### EXERCISE DETAILS
Take the data below and filter it for lines containing the word "state"; show each line found.

<<<<

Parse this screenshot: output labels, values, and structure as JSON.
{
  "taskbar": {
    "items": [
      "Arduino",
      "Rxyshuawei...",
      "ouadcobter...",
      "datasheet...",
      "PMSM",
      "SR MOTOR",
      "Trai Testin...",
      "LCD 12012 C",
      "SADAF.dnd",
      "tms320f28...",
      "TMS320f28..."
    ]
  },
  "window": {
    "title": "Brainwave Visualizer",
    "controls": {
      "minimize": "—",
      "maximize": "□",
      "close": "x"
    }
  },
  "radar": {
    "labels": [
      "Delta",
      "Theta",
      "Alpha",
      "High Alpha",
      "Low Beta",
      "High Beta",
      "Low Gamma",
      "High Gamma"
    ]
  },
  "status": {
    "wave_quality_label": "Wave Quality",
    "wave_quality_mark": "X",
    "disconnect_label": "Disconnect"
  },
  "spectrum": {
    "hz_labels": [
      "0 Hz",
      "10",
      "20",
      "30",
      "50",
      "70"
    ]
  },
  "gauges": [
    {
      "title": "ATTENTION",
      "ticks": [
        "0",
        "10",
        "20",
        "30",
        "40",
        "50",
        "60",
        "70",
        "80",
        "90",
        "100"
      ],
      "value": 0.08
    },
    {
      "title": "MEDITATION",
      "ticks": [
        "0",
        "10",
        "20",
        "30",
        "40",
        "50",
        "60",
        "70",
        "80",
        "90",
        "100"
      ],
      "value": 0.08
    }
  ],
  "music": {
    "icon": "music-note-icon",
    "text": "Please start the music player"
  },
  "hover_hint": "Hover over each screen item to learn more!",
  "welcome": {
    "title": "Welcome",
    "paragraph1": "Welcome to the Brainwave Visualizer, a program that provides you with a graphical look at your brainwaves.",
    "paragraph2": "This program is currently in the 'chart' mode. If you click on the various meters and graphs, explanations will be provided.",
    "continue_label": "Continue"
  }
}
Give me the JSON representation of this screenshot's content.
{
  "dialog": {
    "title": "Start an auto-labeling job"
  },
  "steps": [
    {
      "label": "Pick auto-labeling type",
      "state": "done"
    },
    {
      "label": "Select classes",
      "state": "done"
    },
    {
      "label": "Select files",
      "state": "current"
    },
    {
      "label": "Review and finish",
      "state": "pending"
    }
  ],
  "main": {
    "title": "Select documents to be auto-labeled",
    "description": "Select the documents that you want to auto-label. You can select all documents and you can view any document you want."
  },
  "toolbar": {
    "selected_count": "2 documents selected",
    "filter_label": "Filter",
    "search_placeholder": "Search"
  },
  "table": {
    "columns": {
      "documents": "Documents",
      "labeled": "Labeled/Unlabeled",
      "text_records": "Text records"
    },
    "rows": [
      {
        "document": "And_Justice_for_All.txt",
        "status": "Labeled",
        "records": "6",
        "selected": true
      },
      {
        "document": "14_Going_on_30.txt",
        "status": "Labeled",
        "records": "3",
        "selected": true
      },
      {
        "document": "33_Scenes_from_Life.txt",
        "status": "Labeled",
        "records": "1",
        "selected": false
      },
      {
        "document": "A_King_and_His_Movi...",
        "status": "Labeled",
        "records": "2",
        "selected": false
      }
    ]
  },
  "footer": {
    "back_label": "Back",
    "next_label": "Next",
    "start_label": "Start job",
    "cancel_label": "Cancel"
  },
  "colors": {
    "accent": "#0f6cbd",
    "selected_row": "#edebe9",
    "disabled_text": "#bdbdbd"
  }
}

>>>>

### ANSWER FOR THIS EXERCISE
      "state": "done"
      "state": "done"
      "state": "current"
      "state": "pending"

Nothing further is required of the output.